Photograph: Mario Tama/Getty Images
At least 71,000 Ukrainians have entered the US since March, with Joe Biden’s pledge to welcome 100,000 people fleeing the Russian invasion on track to be met over the summer.
So far, more than 15,000 Ukrainians have entered the country after being approved for sponsorship through the Uniting for Ukraine program, according to Department of Homeland Security (DHS) data reported by NBC. Another 23,000 people have been approved but not yet made the journey; travel arrangements are down to the Ukrainians or their sponsors.
Related: ‘I hope we’ll get through this’: the Ukrainian refugees arriving in Tijuana
Since the program launched in April, sponsors – including friends, relatives, NGOs and church groups – have applied online to support more than 60,000 Ukrainians seeking to enter the country. There are about 1,400 new online applications to sponsor individual Ukrainians, according to a breakdown of figures by the Washington Post.
The US has become an increasingly hostile environment for many migrants and refugees in recent years, but Ukrainians have been largely welcomed without controversy.

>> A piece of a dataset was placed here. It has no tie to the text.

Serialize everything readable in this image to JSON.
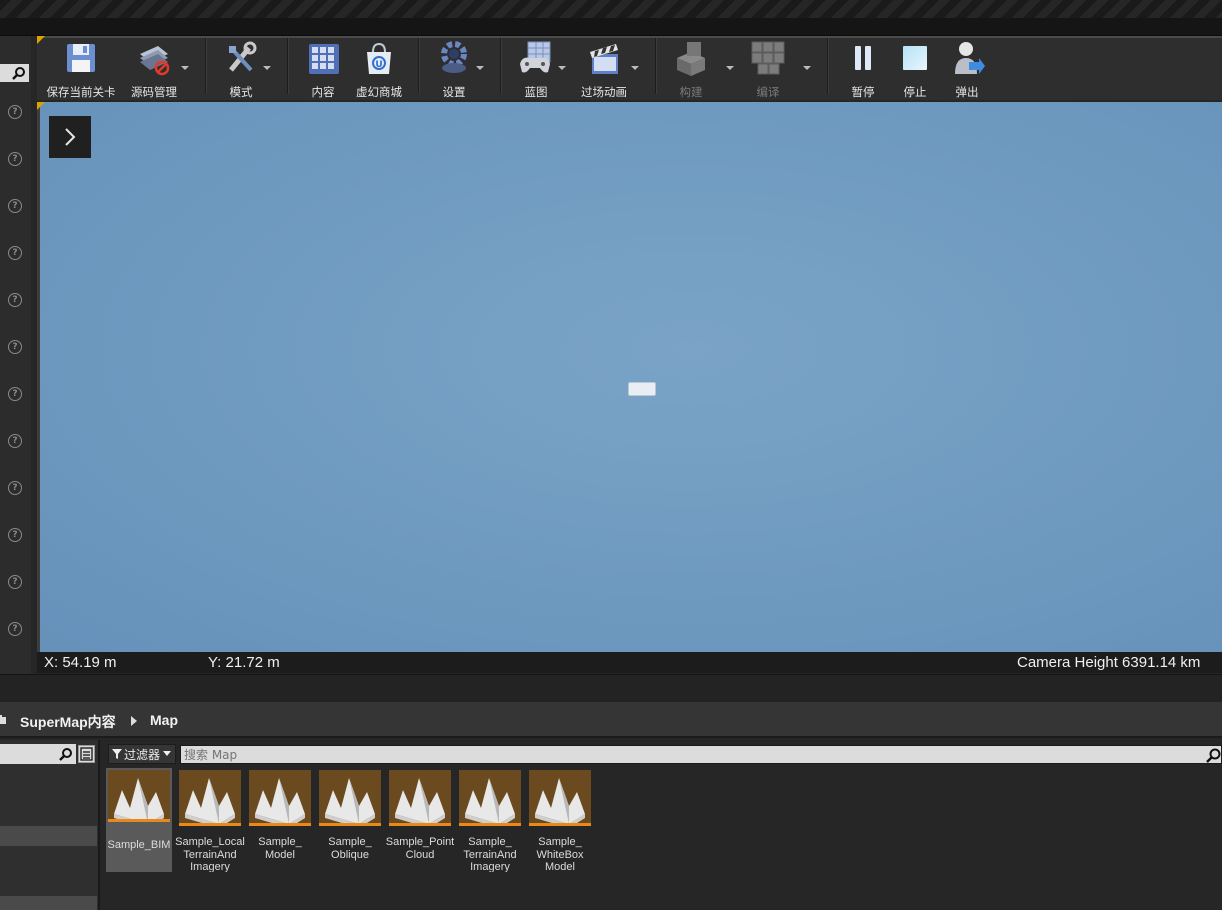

At least 12 million Ukrainians have so far been displaced, according to the UN. Of those almost 5.3 million have sought refuge in countries across Europe including 1.8 million in the Russian Federation, 1.2 million in Poland, 780,000 in Germany and 120,000 in Spain. About 7 million Ukrainians are believed to be internally displaced.
With such huge numbers of people fleeing and little sign of Putin’s war machine slowing down, the Biden administration will probably face pressure to lift the ceiling on Ukrainians permitted to enter the US.
While the number of Ukrainians arriving thanks to the citizen sponsorship scheme is rising, the majority who have made it into the US to date came using existing visas or by crossing the Mexico-US southern border.
At the southern border, almost 24,000 Ukrainians were fast-tracked into the US at land crossings like Tijuana from March through May, according to Customs and Border Protection (CBP) data.
Since then, Ukrainians have been subject to the same land border restrictions imposed on tens of thousands of Mexicans and Central Americans, who have been largely banned from seeking asylum due to the controversial Title 42 order which has been in place – and selectively used – since the start of the pandemic.